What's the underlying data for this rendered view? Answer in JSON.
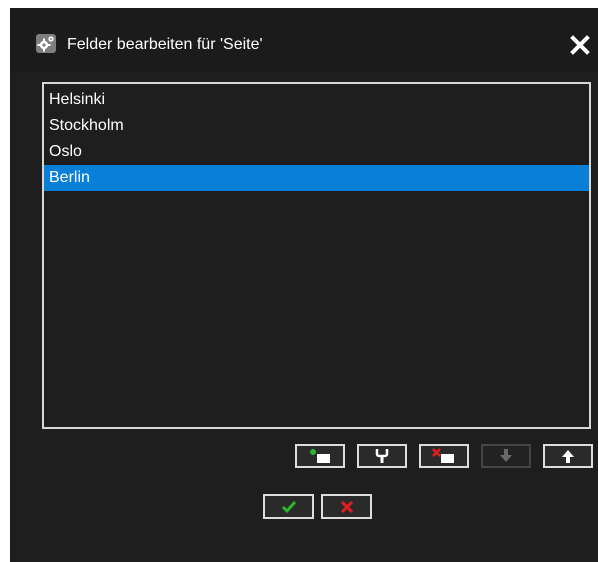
{
  "dialog": {
    "title": "Felder bearbeiten für 'Seite'",
    "title_icon": "gears-icon",
    "close_icon": "close-icon"
  },
  "list": {
    "items": [
      {
        "label": "Helsinki",
        "selected": false
      },
      {
        "label": "Stockholm",
        "selected": false
      },
      {
        "label": "Oslo",
        "selected": false
      },
      {
        "label": "Berlin",
        "selected": true
      }
    ]
  },
  "toolbar": {
    "buttons": [
      {
        "icon": "add-field-icon",
        "enabled": true
      },
      {
        "icon": "edit-field-icon",
        "enabled": true
      },
      {
        "icon": "delete-field-icon",
        "enabled": true
      },
      {
        "icon": "move-down-icon",
        "enabled": false
      },
      {
        "icon": "move-up-icon",
        "enabled": true
      }
    ]
  },
  "actions": {
    "confirm_icon": "checkmark-icon",
    "cancel_icon": "cancel-x-icon"
  },
  "colors": {
    "dialog_background": "#1e1e1e",
    "selection": "#0a7fd8",
    "confirm_green": "#2db52d",
    "cancel_red": "#e01e1e"
  }
}
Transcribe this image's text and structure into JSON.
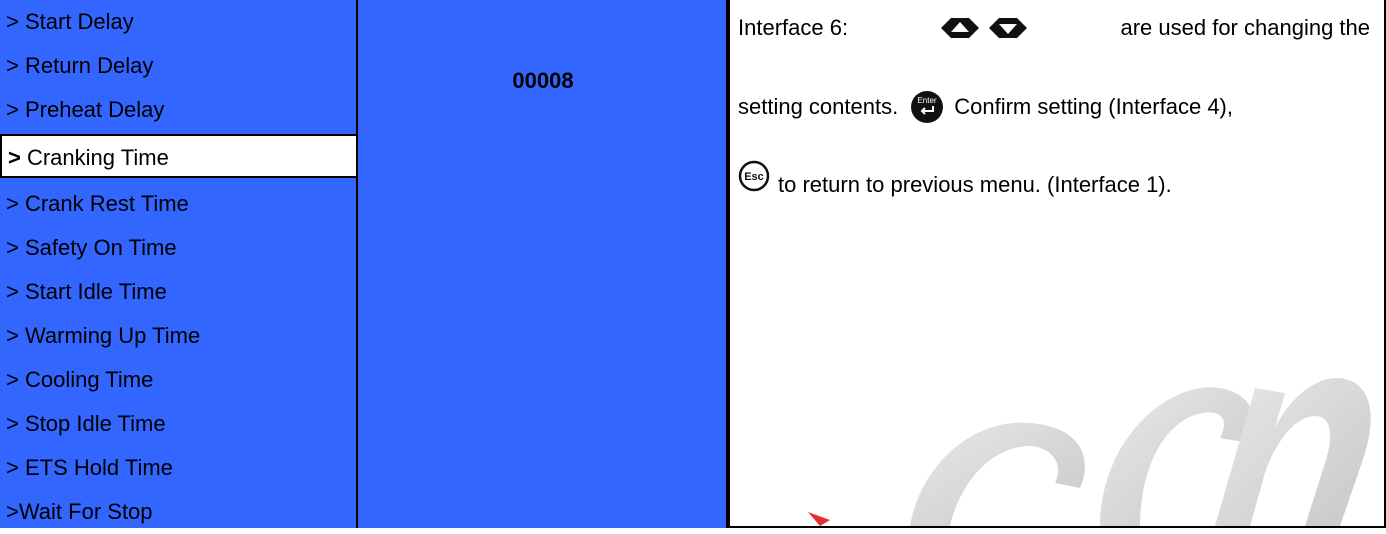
{
  "menu": {
    "items": [
      {
        "arrow": ">",
        "label": " Start Delay"
      },
      {
        "arrow": ">",
        "label": " Return Delay"
      },
      {
        "arrow": ">",
        "label": " Preheat Delay"
      },
      {
        "arrow": ">",
        "label": " Cranking Time"
      },
      {
        "arrow": ">",
        "label": " Crank Rest Time"
      },
      {
        "arrow": ">",
        "label": " Safety On Time"
      },
      {
        "arrow": ">",
        "label": " Start Idle Time"
      },
      {
        "arrow": ">",
        "label": " Warming Up Time"
      },
      {
        "arrow": ">",
        "label": " Cooling Time"
      },
      {
        "arrow": ">",
        "label": " Stop Idle Time"
      },
      {
        "arrow": ">",
        "label": " ETS Hold Time"
      },
      {
        "arrow": ">",
        "label": "Wait For Stop"
      }
    ],
    "selected_index": 3
  },
  "value": {
    "text": "00008"
  },
  "description": {
    "line1_prefix": "Interface 6:",
    "line1_suffix": "are used for changing the",
    "line2_prefix": "setting contents.",
    "line2_suffix": "Confirm setting (Interface 4),",
    "line3_suffix": "to return to previous menu. (Interface 1).",
    "enter_key_label": "Enter",
    "esc_key_label": "Esc"
  },
  "watermark": {
    "text": "Gen"
  },
  "colors": {
    "panel_blue": "#3366ff",
    "selected_bg": "#ffffff",
    "icon_dark": "#111111",
    "watermark_gray": "#cfcfcf",
    "watermark_red": "#e03030"
  },
  "icons": {
    "up_key": "up-triangle-key-icon",
    "down_key": "down-triangle-key-icon",
    "enter_key": "enter-key-icon",
    "esc_key": "esc-key-icon"
  }
}
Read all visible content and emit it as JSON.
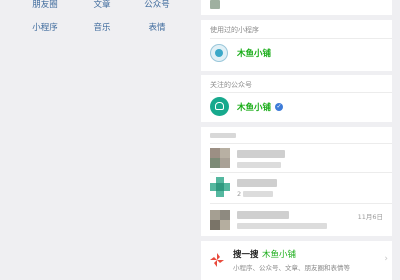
{
  "categories": [
    "朋友圈",
    "文章",
    "公众号",
    "小程序",
    "音乐",
    "表情"
  ],
  "recent_mini_programs": {
    "section_label": "使用过的小程序",
    "item_name": "木鱼小铺"
  },
  "followed_accounts": {
    "section_label": "关注的公众号",
    "item_name": "木鱼小铺",
    "verified_icon": "check-badge"
  },
  "chat_results": {
    "row_2_text": "2",
    "row_3_time": "11月6日"
  },
  "search_one": {
    "title": "搜一搜",
    "keyword": "木鱼小铺",
    "description": "小程序、公众号、文章、朋友圈和表情等",
    "icon": "pinwheel"
  },
  "colors": {
    "brand_green": "#1aad19",
    "link_blue": "#3f6b9d",
    "verified_blue": "#3d7bd8",
    "background": "#efeff2"
  }
}
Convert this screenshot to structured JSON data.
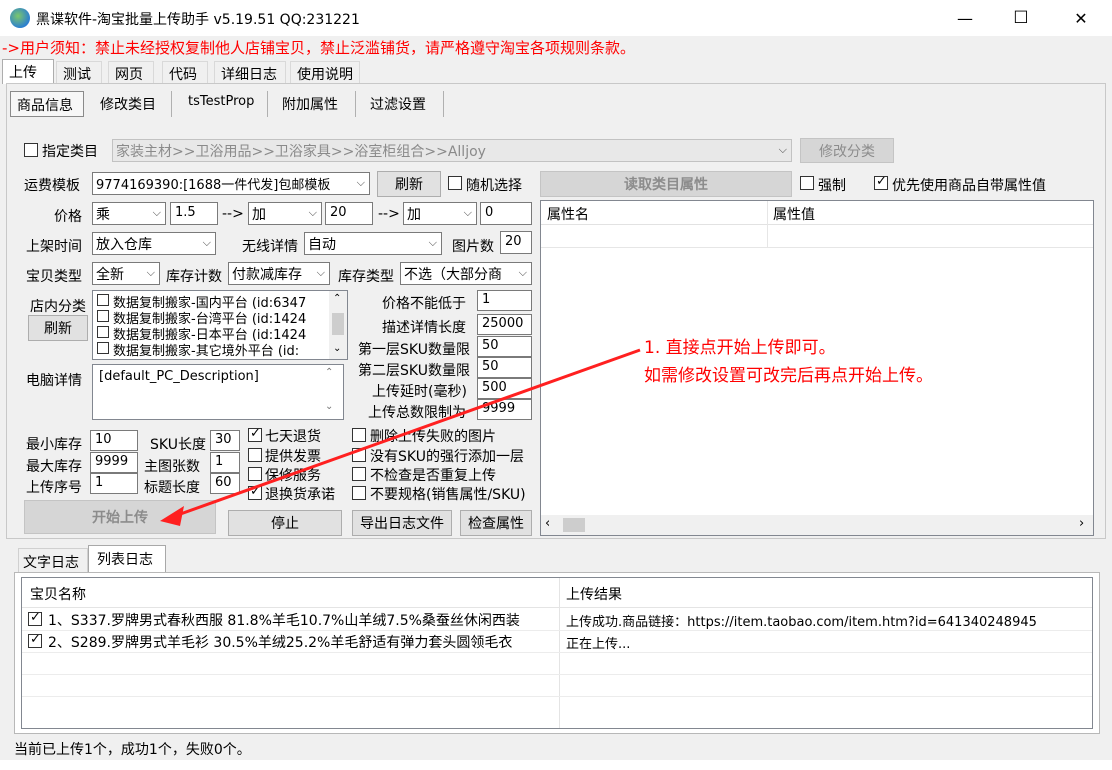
{
  "window": {
    "title": "黑谍软件-淘宝批量上传助手 v5.19.51 QQ:231221",
    "minimize": "—",
    "maximize": "☐",
    "close": "✕"
  },
  "notice": "->用户须知：禁止未经授权复制他人店铺宝贝，禁止泛滥铺货，请严格遵守淘宝各项规则条款。",
  "main_tabs": [
    "上传",
    "测试",
    "网页",
    "代码",
    "详细日志",
    "使用说明"
  ],
  "sub_tabs": [
    "商品信息",
    "修改类目",
    "tsTestProp",
    "附加属性",
    "过滤设置"
  ],
  "category": {
    "checkbox_label": "指定类目",
    "value": "家装主材>>卫浴用品>>卫浴家具>>浴室柜组合>>Alljoy",
    "modify_button": "修改分类"
  },
  "shipping": {
    "label": "运费模板",
    "value": "9774169390:[1688一件代发]包邮模板",
    "refresh_button": "刷新",
    "random_label": "随机选择"
  },
  "price": {
    "label": "价格",
    "op1": "乘",
    "val1": "1.5",
    "arrow1": "-->",
    "op2": "加",
    "val2": "20",
    "arrow2": "-->",
    "op3": "加",
    "val3": "0"
  },
  "listing": {
    "time_label": "上架时间",
    "time_value": "放入仓库",
    "wireless_label": "无线详情",
    "wireless_value": "自动",
    "pics_label": "图片数",
    "pics_value": "20"
  },
  "item_type": {
    "label": "宝贝类型",
    "value": "全新",
    "stock_count_label": "库存计数",
    "stock_count_value": "付款减库存",
    "stock_type_label": "库存类型",
    "stock_type_value": "不选（大部分商"
  },
  "shop_category": {
    "label": "店内分类",
    "refresh_button": "刷新",
    "items": [
      "数据复制搬家-国内平台 (id:6347",
      "数据复制搬家-台湾平台 (id:1424",
      "数据复制搬家-日本平台 (id:1424",
      "数据复制搬家-其它境外平台 (id:"
    ]
  },
  "limits": {
    "min_price_label": "价格不能低于",
    "min_price": "1",
    "desc_len_label": "描述详情长度",
    "desc_len": "25000",
    "sku1_label": "第一层SKU数量限",
    "sku1": "50",
    "sku2_label": "第二层SKU数量限",
    "sku2": "50",
    "delay_label": "上传延时(毫秒)",
    "delay": "500",
    "total_label": "上传总数限制为",
    "total": "9999"
  },
  "pc_detail": {
    "label": "电脑详情",
    "value": "[default_PC_Description]"
  },
  "stock": {
    "min_label": "最小库存",
    "min": "10",
    "max_label": "最大库存",
    "max": "9999",
    "seq_label": "上传序号",
    "seq": "1",
    "sku_len_label": "SKU长度",
    "sku_len": "30",
    "main_pics_label": "主图张数",
    "main_pics": "1",
    "title_len_label": "标题长度",
    "title_len": "60"
  },
  "services": [
    {
      "label": "七天退货",
      "checked": true
    },
    {
      "label": "提供发票",
      "checked": false
    },
    {
      "label": "保修服务",
      "checked": false
    },
    {
      "label": "退换货承诺",
      "checked": true
    }
  ],
  "options": [
    {
      "label": "删除上传失败的图片",
      "checked": false
    },
    {
      "label": "没有SKU的强行添加一层",
      "checked": false
    },
    {
      "label": "不检查是否重复上传",
      "checked": false
    },
    {
      "label": "不要规格(销售属性/SKU)",
      "checked": false
    }
  ],
  "buttons": {
    "start": "开始上传",
    "stop": "停止",
    "export_log": "导出日志文件",
    "check_attr": "检查属性"
  },
  "attributes": {
    "read_button": "读取类目属性",
    "force_label": "强制",
    "prefer_label": "优先使用商品自带属性值",
    "col_name": "属性名",
    "col_value": "属性值"
  },
  "annotation": {
    "line1": "1. 直接点开始上传即可。",
    "line2": "如需修改设置可改完后再点开始上传。"
  },
  "log_tabs": [
    "文字日志",
    "列表日志"
  ],
  "log_table": {
    "col_item": "宝贝名称",
    "col_result": "上传结果",
    "rows": [
      {
        "name": "1、S337.罗牌男式春秋西服 81.8%羊毛10.7%山羊绒7.5%桑蚕丝休闲西装",
        "result": "上传成功.商品链接：https://item.taobao.com/item.htm?id=641340248945"
      },
      {
        "name": "2、S289.罗牌男式羊毛衫 30.5%羊绒25.2%羊毛舒适有弹力套头圆领毛衣",
        "result": "正在上传..."
      }
    ]
  },
  "status": "当前已上传1个，成功1个，失败0个。"
}
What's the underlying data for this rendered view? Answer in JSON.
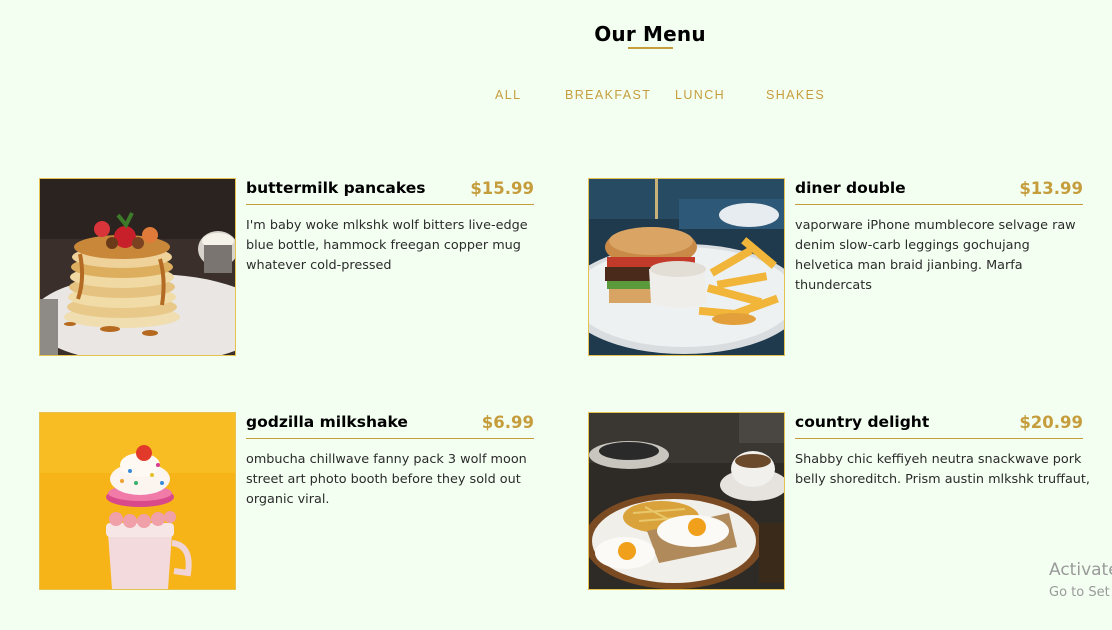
{
  "page": {
    "title": "Our Menu"
  },
  "filters": [
    {
      "label": "ALL"
    },
    {
      "label": "BREAKFAST"
    },
    {
      "label": "LUNCH"
    },
    {
      "label": "SHAKES"
    }
  ],
  "menu": [
    {
      "name": "buttermilk pancakes",
      "price": "$15.99",
      "desc_lines": [
        "I'm baby woke mlkshk wolf bitters live-edge",
        "blue bottle, hammock freegan copper mug",
        "whatever cold-pressed"
      ]
    },
    {
      "name": "diner double",
      "price": "$13.99",
      "desc_lines": [
        "vaporware iPhone mumblecore selvage raw",
        "denim slow-carb leggings gochujang",
        "helvetica man braid jianbing. Marfa",
        "thundercats"
      ]
    },
    {
      "name": "godzilla milkshake",
      "price": "$6.99",
      "desc_lines": [
        "ombucha chillwave fanny pack 3 wolf moon",
        "street art photo booth before they sold out",
        "organic viral."
      ]
    },
    {
      "name": "country delight",
      "price": "$20.99",
      "desc_lines": [
        "Shabby chic keffiyeh neutra snackwave pork",
        "belly shoreditch. Prism austin mlkshk truffaut,"
      ]
    }
  ],
  "watermark": {
    "line1": "Activate",
    "line2": "Go to Set"
  },
  "colors": {
    "background": "#f3fff1",
    "accent": "#c59d3d",
    "image_border": "#e5c24f"
  }
}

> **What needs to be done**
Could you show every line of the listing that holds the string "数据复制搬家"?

> **Output for this exercise**
      "数据复制搬家-国内平台 (id:6347",
      "数据复制搬家-台湾平台 (id:1424",
      "数据复制搬家-日本平台 (id:1424",
      "数据复制搬家-其它境外平台 (id:"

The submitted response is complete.